Earlier today, the SBA released a new interim final rule governing these eligibility limitations; the public comment period is open for a 30-day period, beginning when the proposed regulation is published in the Federal Register.

While larger businesses will be prohibited from applying for PPP loans during this two-week window, businesses will still have about three weeks left to apply before the program’s lending authority expires again on Wednesday, March 31, unless Congress and the administration agree to extend the program’s lending authority again. The SBA has confirmed that applications from businesses of all sizes that were submitted before February 24 will continue to be processed during the small-business window.

Other Biden administration adjustments include a revision to eligibility calculations to allow sole proprietors, independent contractors, and the self-employed to receive more money. The administration has also announced a plan to set aside $1 billion for businesses that fall into that category and are in low- or moderate-income areas. Unfortunately, the SBA has already said it will not be able to retroactively revise loan amounts of any already-approved PPP loan.

The administration’s $1.9 trillion economic package would allocate an additional $7 billion to the PPP, but at the time of this writing, the package would not extend the PPP’s loan authorization period beyond March 31.

PIA will continue to work with the SBA and Treasury Department to improve the PPP borrowing process so that it offers the support our nation’s small businesses need.

[1] The Economic Aid Act extends the authority of the Small Business Administration (SBA) to again issue PPP loans, this time until March 31, 2021. The Act allocates billions of dollars in additional federal funds to provide those loans and revises some PPP requirements.

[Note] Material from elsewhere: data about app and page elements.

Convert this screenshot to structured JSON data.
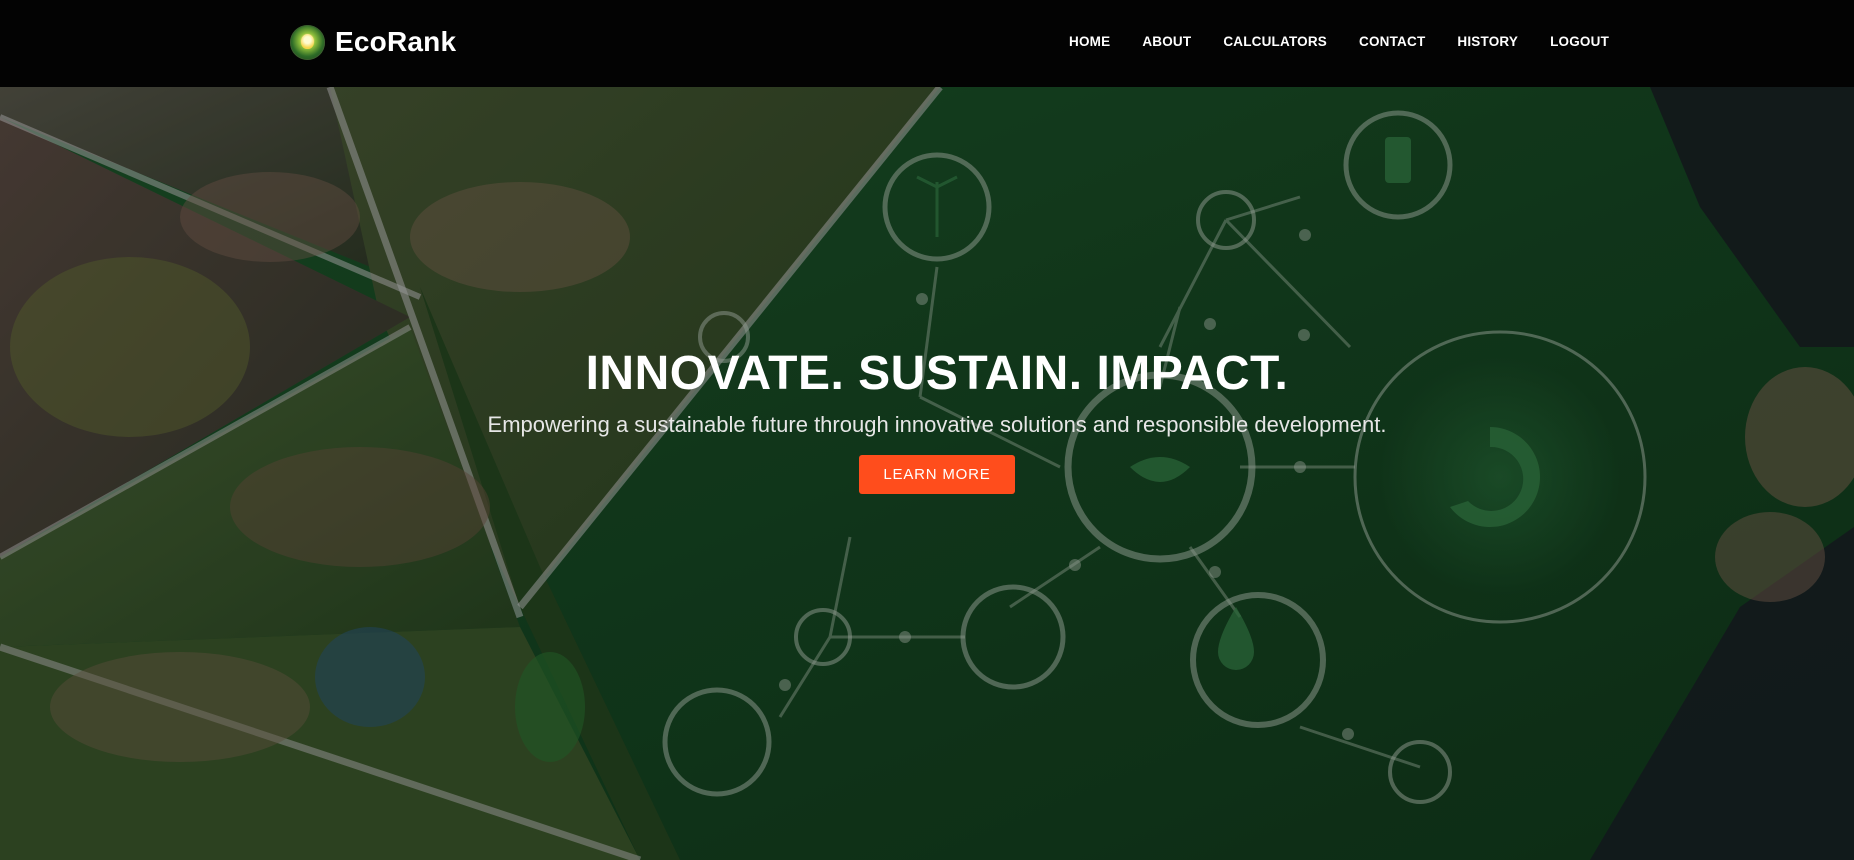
{
  "brand": {
    "name": "EcoRank",
    "logo_icon": "eco-bulb-logo-icon"
  },
  "nav": {
    "items": [
      {
        "label": "HOME"
      },
      {
        "label": "ABOUT"
      },
      {
        "label": "CALCULATORS"
      },
      {
        "label": "CONTACT"
      },
      {
        "label": "HISTORY"
      },
      {
        "label": "LOGOUT"
      }
    ]
  },
  "hero": {
    "title": "INNOVATE. SUSTAIN. IMPACT.",
    "subtitle": "Empowering a sustainable future through innovative solutions and responsible development.",
    "cta_label": "LEARN MORE",
    "icons": [
      "wind-turbine-icon",
      "battery-leaf-icon",
      "water-drop-icon",
      "house-icon",
      "hands-leaf-icon",
      "recycle-icon",
      "seedling-icon",
      "droplet-icon",
      "cloud-icon",
      "sun-icon"
    ]
  },
  "colors": {
    "navbar_bg": "#030303",
    "cta_bg": "#ff4d1c",
    "hero_green": "#0d2a16"
  }
}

Section 311 of the Economic Aid Act even authorizes the SBA to issue additional (“second-draw”) loans using the PPP.